SOURCE INFORMATION:
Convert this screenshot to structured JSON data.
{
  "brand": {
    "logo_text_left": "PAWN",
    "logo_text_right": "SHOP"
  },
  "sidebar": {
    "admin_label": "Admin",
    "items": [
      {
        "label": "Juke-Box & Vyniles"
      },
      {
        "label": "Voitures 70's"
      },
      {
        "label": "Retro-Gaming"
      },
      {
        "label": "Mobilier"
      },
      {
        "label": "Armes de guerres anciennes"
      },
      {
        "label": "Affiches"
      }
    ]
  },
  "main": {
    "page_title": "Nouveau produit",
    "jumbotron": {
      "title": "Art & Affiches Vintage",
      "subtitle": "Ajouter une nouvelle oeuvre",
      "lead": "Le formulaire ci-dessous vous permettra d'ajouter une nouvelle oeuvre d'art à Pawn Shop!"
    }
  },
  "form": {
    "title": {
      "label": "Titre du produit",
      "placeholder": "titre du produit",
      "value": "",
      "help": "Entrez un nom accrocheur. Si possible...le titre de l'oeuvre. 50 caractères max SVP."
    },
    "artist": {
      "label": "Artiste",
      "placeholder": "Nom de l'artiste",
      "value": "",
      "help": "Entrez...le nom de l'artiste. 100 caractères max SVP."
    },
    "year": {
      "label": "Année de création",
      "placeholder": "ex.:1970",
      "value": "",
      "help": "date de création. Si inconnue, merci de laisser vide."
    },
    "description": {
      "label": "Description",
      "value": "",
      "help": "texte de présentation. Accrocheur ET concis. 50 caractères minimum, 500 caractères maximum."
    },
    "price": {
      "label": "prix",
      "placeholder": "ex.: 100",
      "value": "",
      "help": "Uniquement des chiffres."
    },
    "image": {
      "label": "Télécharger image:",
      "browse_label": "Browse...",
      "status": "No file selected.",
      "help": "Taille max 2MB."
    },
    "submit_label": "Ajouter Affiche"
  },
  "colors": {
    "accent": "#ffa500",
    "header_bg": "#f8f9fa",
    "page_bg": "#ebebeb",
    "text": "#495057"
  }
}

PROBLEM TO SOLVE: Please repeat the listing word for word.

RESULT:
Convert this screenshot to structured JSON data.
{
  "brand": {
    "logo_text_left": "PAWN",
    "logo_text_right": "SHOP"
  },
  "sidebar": {
    "admin_label": "Admin",
    "items": [
      {
        "label": "Juke-Box & Vyniles"
      },
      {
        "label": "Voitures 70's"
      },
      {
        "label": "Retro-Gaming"
      },
      {
        "label": "Mobilier"
      },
      {
        "label": "Armes de guerres anciennes"
      },
      {
        "label": "Affiches"
      }
    ]
  },
  "main": {
    "page_title": "Nouveau produit",
    "jumbotron": {
      "title": "Art & Affiches Vintage",
      "subtitle": "Ajouter une nouvelle oeuvre",
      "lead": "Le formulaire ci-dessous vous permettra d'ajouter une nouvelle oeuvre d'art à Pawn Shop!"
    }
  },
  "form": {
    "title": {
      "label": "Titre du produit",
      "placeholder": "titre du produit",
      "value": "",
      "help": "Entrez un nom accrocheur. Si possible...le titre de l'oeuvre. 50 caractères max SVP."
    },
    "artist": {
      "label": "Artiste",
      "placeholder": "Nom de l'artiste",
      "value": "",
      "help": "Entrez...le nom de l'artiste. 100 caractères max SVP."
    },
    "year": {
      "label": "Année de création",
      "placeholder": "ex.:1970",
      "value": "",
      "help": "date de création. Si inconnue, merci de laisser vide."
    },
    "description": {
      "label": "Description",
      "value": "",
      "help": "texte de présentation. Accrocheur ET concis. 50 caractères minimum, 500 caractères maximum."
    },
    "price": {
      "label": "prix",
      "placeholder": "ex.: 100",
      "value": "",
      "help": "Uniquement des chiffres."
    },
    "image": {
      "label": "Télécharger image:",
      "browse_label": "Browse...",
      "status": "No file selected.",
      "help": "Taille max 2MB."
    },
    "submit_label": "Ajouter Affiche"
  },
  "colors": {
    "accent": "#ffa500",
    "header_bg": "#f8f9fa",
    "page_bg": "#ebebeb",
    "text": "#495057"
  }
}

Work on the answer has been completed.